(Page and application data records)
Start of Block
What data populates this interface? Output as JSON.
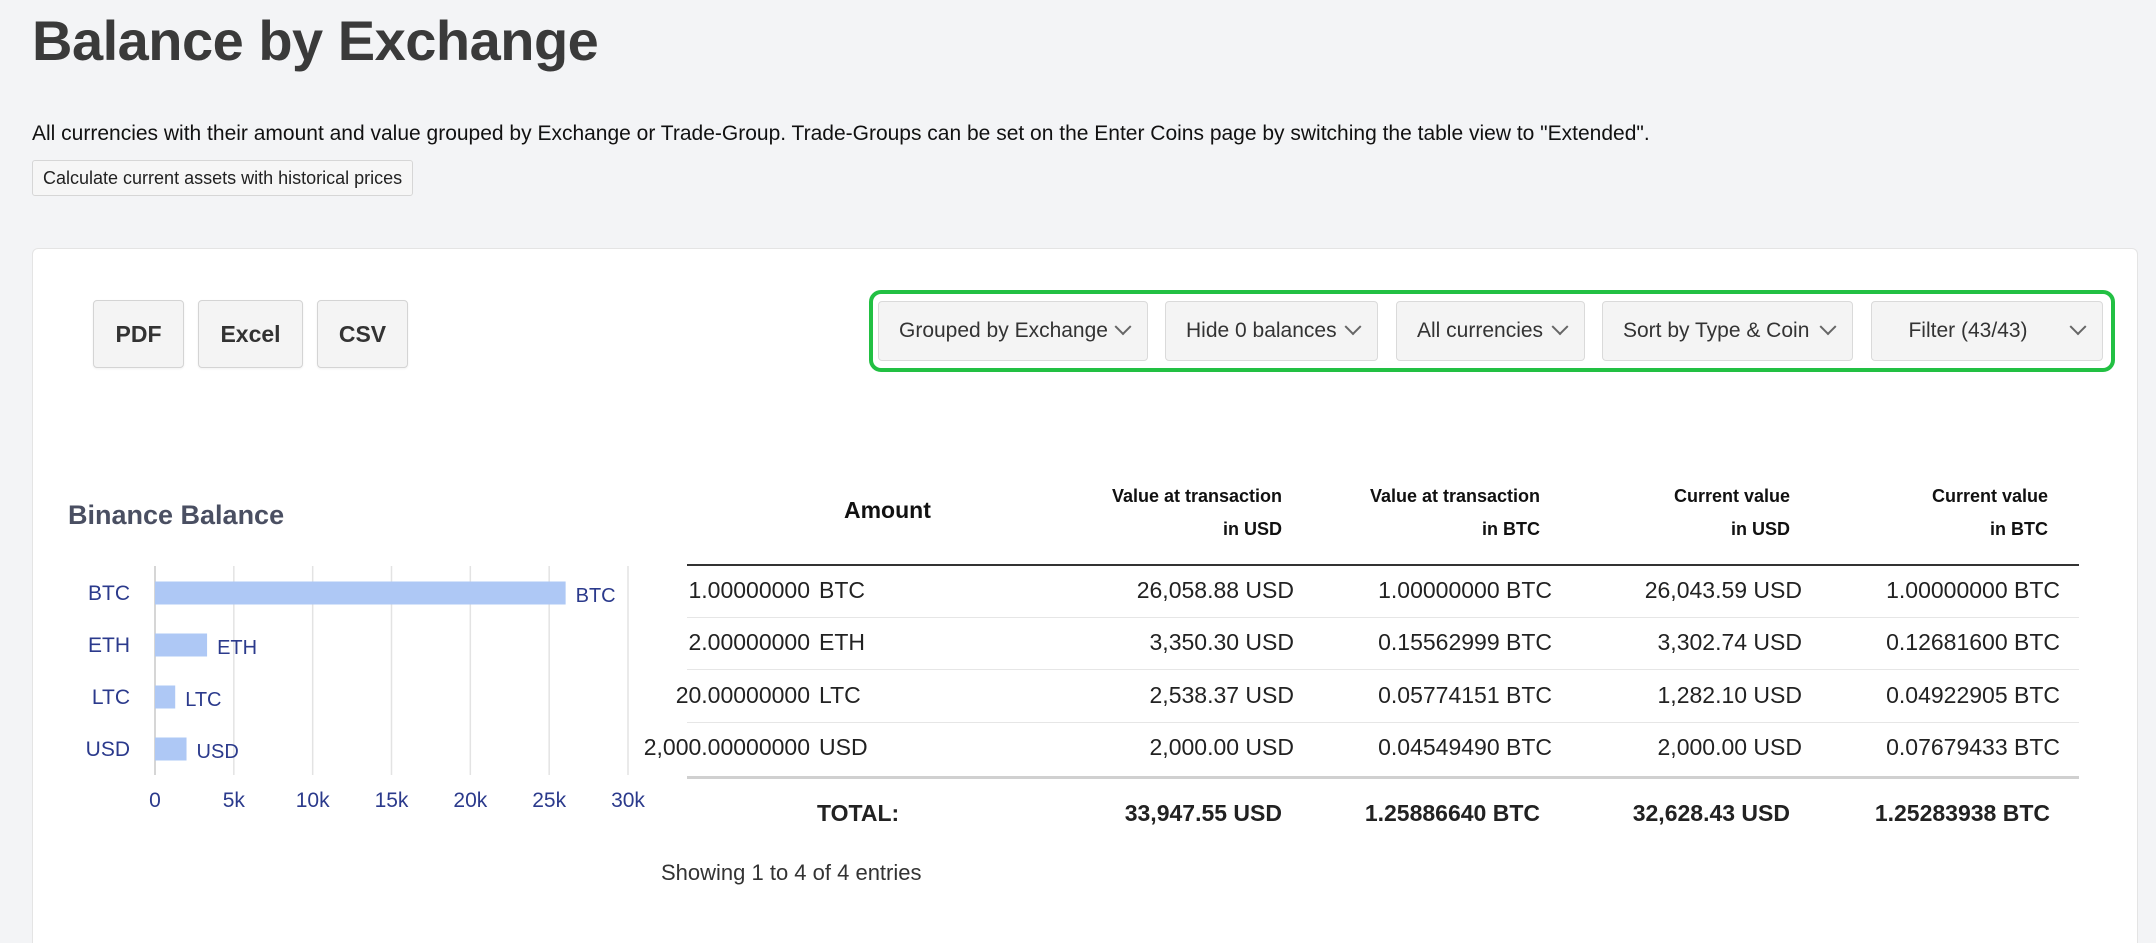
{
  "page": {
    "title": "Balance by Exchange",
    "description": "All currencies with their amount and value grouped by Exchange or Trade-Group. Trade-Groups can be set on the Enter Coins page by switching the table view to \"Extended\".",
    "historical_button": "Calculate current assets with historical prices"
  },
  "export_buttons": [
    "PDF",
    "Excel",
    "CSV"
  ],
  "filters": {
    "group_by": "Grouped by Exchange",
    "hide_zero": "Hide 0 balances",
    "currencies": "All currencies",
    "sort": "Sort by Type & Coin",
    "filter": "Filter (43/43)"
  },
  "colors": {
    "highlight": "#22c043",
    "bar": "#aec8f5",
    "axis_text": "#2b3a8c"
  },
  "chart_title": "Binance Balance",
  "chart_data": {
    "type": "bar",
    "orientation": "horizontal",
    "title": "Binance Balance",
    "categories": [
      "BTC",
      "ETH",
      "LTC",
      "USD"
    ],
    "values": [
      26043.59,
      3302.74,
      1282.1,
      2000.0
    ],
    "bar_labels": [
      "BTC",
      "ETH",
      "LTC",
      "USD"
    ],
    "xlim": [
      0,
      30000
    ],
    "xticks": [
      0,
      5000,
      10000,
      15000,
      20000,
      25000,
      30000
    ],
    "xtick_labels": [
      "0",
      "5k",
      "10k",
      "15k",
      "20k",
      "25k",
      "30k"
    ],
    "grid": true,
    "xlabel": "",
    "ylabel": ""
  },
  "table": {
    "headers": {
      "amount": "Amount",
      "val_tx_usd": [
        "Value at transaction",
        "in USD"
      ],
      "val_tx_btc": [
        "Value at transaction",
        "in BTC"
      ],
      "cur_usd": [
        "Current value",
        "in USD"
      ],
      "cur_btc": [
        "Current value",
        "in BTC"
      ]
    },
    "rows": [
      {
        "amount": "1.00000000",
        "coin": "BTC",
        "val_tx_usd": "26,058.88 USD",
        "val_tx_btc": "1.00000000 BTC",
        "cur_usd": "26,043.59 USD",
        "cur_btc": "1.00000000 BTC"
      },
      {
        "amount": "2.00000000",
        "coin": "ETH",
        "val_tx_usd": "3,350.30 USD",
        "val_tx_btc": "0.15562999 BTC",
        "cur_usd": "3,302.74 USD",
        "cur_btc": "0.12681600 BTC"
      },
      {
        "amount": "20.00000000",
        "coin": "LTC",
        "val_tx_usd": "2,538.37 USD",
        "val_tx_btc": "0.05774151 BTC",
        "cur_usd": "1,282.10 USD",
        "cur_btc": "0.04922905 BTC"
      },
      {
        "amount": "2,000.00000000",
        "coin": "USD",
        "val_tx_usd": "2,000.00 USD",
        "val_tx_btc": "0.04549490 BTC",
        "cur_usd": "2,000.00 USD",
        "cur_btc": "0.07679433 BTC"
      }
    ],
    "total": {
      "label": "TOTAL:",
      "val_tx_usd": "33,947.55 USD",
      "val_tx_btc": "1.25886640 BTC",
      "cur_usd": "32,628.43 USD",
      "cur_btc": "1.25283938 BTC"
    },
    "info": "Showing 1 to 4 of 4 entries"
  }
}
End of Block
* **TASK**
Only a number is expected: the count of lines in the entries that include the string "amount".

* **SOLUTION FOR THIS TASK**
6